by Brian Howe
In ABC’s popular drama Nashville, an old-guard country music star and a young upstart vie for power on the volatile terrain of Music City’s storied music industry. Though the Bluebird Café, a major ongoing location, is filmed on a soundstage, the venue it replicates in minute detail is very real. In fact, it’s been a unique aspect of Nashville’s rich musical culture for 20 years, connecting songwriters to musicians and breeding celebrities from Garth Brooks to Taylor Swift.
Nashville has no lack of venerable halls that host titans of the genre, from Belcourt Theatre and Ryman Auditorium to the Grand Ole Opry House. Nor is there any shortage of honky-tonks where you can hear new talent in a less formal environment. But the Bluebird combines the best of both worlds, with big names and hopeful unknowns mingling in an intimate, attentive setting.
|Recently on Nashville, actress Clare Bowen performed "Every Time I Fall in Love" at the Bluebird.|
Unassumingly tucked away under an old blue awning in a shopping center outside of downtown Nashville, the Bluebird’s history lines its walls when you enter, with signed publicity photos of the likes of Faith Hill and Steve Earle commemorating their appearances. There is also a Tennessee license plate nailed up that says “SHHH,” which is what you’ll hear from a bartender or waiter if you violate the Bluebird’s cardinal rule: No talking during performances.
The 100-seat venue (be sure to reserve one of its 20 or so tables in advance) is geared as a close listening room for acoustic music where the “heroes behind the hits,” as manager Erika Wollam Nichols has said, perform songs they wrote but others made famous. Meanwhile, those same chart-toppers haunt the club for new material.
Early evenings are usually given over to the Bluebird’s distinct “Music in the Round” format, where four singer/songwriters in the center of the room showcase and discuss new songs, helping each other out with instrumental backing and harmonies. At night, the action moves to the stage with more established bookings. So you might come to hear what Hilary Lindsey, writer of Carrie Underwood’s “Jesus Take the Wheel,” is up to now, and then stay for LeAnn Rimes, who perhaps came for the same reason.
The Bluebird opened in 1982 as a restaurant with a small stage for occasional live music, but the latter vocation quickly usurped the former. Within a year, it helped launch its first career—that of Kathy Mattea, who remains a frequent guest performer at the Bluebird today. Mattea dropped out of college in the late-‘70s and moved to Nashville, where she got a job as a tour guide at the Country Music Hall of Fame. It wasn’t until after Mattea spent a few months performing at the Bluebird that she got a record deal in 1983, going on to chart more than 30 country and bluegrass singles to date.
In 1984, the Bluebird inaugurated its long-running Writer’s Night, where young songwriters get to play their original material alongside a better-known one.

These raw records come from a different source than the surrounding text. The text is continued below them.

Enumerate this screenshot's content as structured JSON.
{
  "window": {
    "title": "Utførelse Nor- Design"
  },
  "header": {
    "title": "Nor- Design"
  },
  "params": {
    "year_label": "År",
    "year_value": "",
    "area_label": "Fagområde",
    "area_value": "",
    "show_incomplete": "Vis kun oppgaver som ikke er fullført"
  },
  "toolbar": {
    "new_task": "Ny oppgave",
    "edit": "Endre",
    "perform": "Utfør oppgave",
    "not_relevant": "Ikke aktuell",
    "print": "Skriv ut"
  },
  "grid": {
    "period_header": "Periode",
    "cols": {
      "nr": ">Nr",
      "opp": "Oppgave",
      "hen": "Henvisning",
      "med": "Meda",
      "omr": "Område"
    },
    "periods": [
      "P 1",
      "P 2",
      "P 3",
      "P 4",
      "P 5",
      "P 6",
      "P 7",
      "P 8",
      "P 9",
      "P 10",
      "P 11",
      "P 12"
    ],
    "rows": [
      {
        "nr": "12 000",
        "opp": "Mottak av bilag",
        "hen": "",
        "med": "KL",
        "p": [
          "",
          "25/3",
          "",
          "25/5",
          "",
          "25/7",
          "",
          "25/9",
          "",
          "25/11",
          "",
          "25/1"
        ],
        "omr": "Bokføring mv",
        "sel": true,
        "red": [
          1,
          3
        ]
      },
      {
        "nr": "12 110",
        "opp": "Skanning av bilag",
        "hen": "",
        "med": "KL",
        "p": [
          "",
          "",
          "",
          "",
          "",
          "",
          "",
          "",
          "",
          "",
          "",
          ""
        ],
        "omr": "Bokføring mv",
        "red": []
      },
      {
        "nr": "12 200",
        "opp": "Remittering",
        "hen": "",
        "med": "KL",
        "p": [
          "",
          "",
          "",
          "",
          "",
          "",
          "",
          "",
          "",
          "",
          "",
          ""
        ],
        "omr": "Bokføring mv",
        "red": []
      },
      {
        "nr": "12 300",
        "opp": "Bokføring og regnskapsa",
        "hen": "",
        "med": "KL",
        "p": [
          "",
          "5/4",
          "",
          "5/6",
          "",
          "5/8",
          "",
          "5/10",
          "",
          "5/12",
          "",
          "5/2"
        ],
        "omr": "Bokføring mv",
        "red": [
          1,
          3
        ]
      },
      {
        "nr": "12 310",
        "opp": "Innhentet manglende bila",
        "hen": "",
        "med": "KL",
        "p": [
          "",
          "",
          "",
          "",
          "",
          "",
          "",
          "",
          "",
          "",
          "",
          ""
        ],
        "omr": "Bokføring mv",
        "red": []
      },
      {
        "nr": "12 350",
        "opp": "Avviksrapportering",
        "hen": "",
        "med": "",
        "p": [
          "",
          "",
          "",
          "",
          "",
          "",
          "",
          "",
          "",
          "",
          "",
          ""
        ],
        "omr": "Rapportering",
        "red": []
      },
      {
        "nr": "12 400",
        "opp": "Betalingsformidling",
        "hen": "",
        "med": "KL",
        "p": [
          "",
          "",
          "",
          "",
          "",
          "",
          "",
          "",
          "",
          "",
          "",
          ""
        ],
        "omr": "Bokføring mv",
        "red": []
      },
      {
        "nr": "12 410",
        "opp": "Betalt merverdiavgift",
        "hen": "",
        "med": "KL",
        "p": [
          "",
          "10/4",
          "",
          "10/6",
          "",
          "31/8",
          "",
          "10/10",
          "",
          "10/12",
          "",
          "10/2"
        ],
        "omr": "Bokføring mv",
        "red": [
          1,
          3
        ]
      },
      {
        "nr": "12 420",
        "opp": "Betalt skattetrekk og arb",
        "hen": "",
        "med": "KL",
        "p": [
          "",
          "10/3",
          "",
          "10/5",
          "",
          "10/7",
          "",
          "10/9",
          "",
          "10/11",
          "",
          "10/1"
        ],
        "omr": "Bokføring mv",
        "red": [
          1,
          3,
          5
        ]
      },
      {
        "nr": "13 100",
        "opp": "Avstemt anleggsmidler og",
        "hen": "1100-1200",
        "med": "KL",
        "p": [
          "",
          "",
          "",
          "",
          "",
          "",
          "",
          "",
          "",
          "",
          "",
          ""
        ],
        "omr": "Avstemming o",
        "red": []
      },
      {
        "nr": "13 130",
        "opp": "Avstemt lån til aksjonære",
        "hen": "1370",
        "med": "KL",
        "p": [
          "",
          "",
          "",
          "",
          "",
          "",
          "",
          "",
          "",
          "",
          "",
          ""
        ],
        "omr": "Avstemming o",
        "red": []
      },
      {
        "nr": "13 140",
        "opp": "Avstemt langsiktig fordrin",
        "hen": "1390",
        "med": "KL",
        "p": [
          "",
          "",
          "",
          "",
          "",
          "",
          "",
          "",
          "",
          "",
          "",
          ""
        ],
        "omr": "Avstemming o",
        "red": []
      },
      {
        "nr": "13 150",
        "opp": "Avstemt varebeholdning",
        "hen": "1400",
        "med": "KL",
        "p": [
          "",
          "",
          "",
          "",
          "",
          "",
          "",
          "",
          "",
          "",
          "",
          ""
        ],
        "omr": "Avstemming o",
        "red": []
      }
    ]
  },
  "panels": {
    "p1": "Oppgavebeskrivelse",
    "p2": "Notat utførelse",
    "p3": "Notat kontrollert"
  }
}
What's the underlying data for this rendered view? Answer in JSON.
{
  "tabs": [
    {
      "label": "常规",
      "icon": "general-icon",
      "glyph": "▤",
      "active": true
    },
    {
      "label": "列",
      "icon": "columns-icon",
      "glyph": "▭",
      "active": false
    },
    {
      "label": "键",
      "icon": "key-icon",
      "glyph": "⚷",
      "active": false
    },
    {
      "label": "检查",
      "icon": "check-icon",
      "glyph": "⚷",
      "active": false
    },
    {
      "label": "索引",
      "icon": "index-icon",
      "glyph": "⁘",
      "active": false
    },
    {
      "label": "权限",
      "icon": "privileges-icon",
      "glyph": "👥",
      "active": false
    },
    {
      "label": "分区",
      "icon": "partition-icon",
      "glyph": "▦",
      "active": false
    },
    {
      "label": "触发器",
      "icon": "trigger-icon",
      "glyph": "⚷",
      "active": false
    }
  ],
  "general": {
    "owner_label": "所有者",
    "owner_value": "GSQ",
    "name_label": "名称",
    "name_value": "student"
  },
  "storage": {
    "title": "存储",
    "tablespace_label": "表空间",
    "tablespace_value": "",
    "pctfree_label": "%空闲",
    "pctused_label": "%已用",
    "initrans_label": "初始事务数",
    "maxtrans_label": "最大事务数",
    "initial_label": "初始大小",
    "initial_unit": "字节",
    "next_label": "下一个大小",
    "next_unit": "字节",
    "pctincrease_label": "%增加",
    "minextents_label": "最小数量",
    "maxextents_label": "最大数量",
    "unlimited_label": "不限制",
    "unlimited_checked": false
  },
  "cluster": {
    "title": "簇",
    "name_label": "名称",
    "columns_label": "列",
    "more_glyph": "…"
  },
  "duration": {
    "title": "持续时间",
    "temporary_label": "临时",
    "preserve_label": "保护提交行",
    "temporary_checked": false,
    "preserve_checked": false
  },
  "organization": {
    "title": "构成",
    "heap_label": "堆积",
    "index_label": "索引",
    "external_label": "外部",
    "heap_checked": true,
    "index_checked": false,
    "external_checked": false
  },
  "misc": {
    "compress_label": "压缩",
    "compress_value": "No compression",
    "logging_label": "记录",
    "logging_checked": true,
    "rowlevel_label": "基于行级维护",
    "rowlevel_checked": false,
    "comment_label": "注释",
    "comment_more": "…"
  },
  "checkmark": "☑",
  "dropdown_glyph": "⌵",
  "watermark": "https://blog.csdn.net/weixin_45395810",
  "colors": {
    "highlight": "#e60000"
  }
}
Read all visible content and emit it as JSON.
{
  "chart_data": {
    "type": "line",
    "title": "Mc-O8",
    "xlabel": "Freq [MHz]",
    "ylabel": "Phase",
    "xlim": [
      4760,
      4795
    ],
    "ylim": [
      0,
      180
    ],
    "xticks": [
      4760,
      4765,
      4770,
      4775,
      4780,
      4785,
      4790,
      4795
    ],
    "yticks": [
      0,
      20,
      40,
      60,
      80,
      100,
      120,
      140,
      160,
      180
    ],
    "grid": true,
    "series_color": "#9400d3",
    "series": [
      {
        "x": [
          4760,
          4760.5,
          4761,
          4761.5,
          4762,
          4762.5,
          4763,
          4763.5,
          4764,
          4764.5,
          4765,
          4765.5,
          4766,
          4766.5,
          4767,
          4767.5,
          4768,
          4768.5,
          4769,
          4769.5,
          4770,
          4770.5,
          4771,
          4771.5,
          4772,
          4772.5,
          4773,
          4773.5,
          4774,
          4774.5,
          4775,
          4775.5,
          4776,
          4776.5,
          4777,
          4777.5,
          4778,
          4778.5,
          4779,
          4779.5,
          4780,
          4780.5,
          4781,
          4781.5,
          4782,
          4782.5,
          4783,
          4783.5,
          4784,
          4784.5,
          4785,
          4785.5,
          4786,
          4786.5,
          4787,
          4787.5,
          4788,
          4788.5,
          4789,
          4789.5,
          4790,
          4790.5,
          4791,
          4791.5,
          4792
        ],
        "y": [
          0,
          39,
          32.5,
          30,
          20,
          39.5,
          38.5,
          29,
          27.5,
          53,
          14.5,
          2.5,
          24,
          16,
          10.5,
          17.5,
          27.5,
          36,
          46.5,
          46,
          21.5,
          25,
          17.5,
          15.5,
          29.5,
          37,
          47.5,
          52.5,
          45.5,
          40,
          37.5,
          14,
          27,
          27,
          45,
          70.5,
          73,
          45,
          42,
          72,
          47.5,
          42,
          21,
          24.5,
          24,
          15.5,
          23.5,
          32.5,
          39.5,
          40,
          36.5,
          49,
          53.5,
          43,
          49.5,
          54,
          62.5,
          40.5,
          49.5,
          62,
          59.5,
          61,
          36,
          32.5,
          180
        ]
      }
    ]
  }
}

The first Writer’s Night featured Don Schlitz, the Grammy-winning writer of “The Gambler” for Kenny Rogers. That tradition continues unbroken, with Schlitz hosting two Writer’s Nights this July. Even more significantly, 1985 saw the introduction of the Bluebird’s trademark in-the-round format, and within a couple years, it started its Open Mic Nights.
Songwriters have to audition to play the Bluebird’s main stage, and it was around 1987 when a newbie named Garth Brooks walked into one. Not surprisingly in hindsight, he passed, and was signed by Capitol Records shortly after performing on the Bluebird’s Sunday Songwriter’s Show. He continued to frequent Writer’s Nights and found essential songwriting collaborators in hit-makers Kent Blazy, who wrote Brooks’ first number-one, “If Tomorrow Never Comes,” and Pat Alger (“The Thunder Rolls” and others).
Founder Amy Kurland sold the Bluebird in 2008, but it hardly tarnished the club’s reputation for influence and community-building: The buyer was Nashville Songwriters Association International, a decades-old nonprofit that caters to the needs of working songwriters. And while the mainstream country music landscape may have changed considerably since the heyday of Brooks—who prefigured its vibrant but uneasy blend into pop—the Bluebird remains an indispensible fount of future legends. After all, in 2004, a 15-year-old singer/songwriter was discovered there by the name of Taylor Swift, who many see as the inspiration for Hayden Panettiere’s character on Nashville.
Despite all the new media attention, the Bluebird continues to operate as it always has, putting songwriters and musicians both untested and eminent into contact with each other and the attentive ears of music industry players.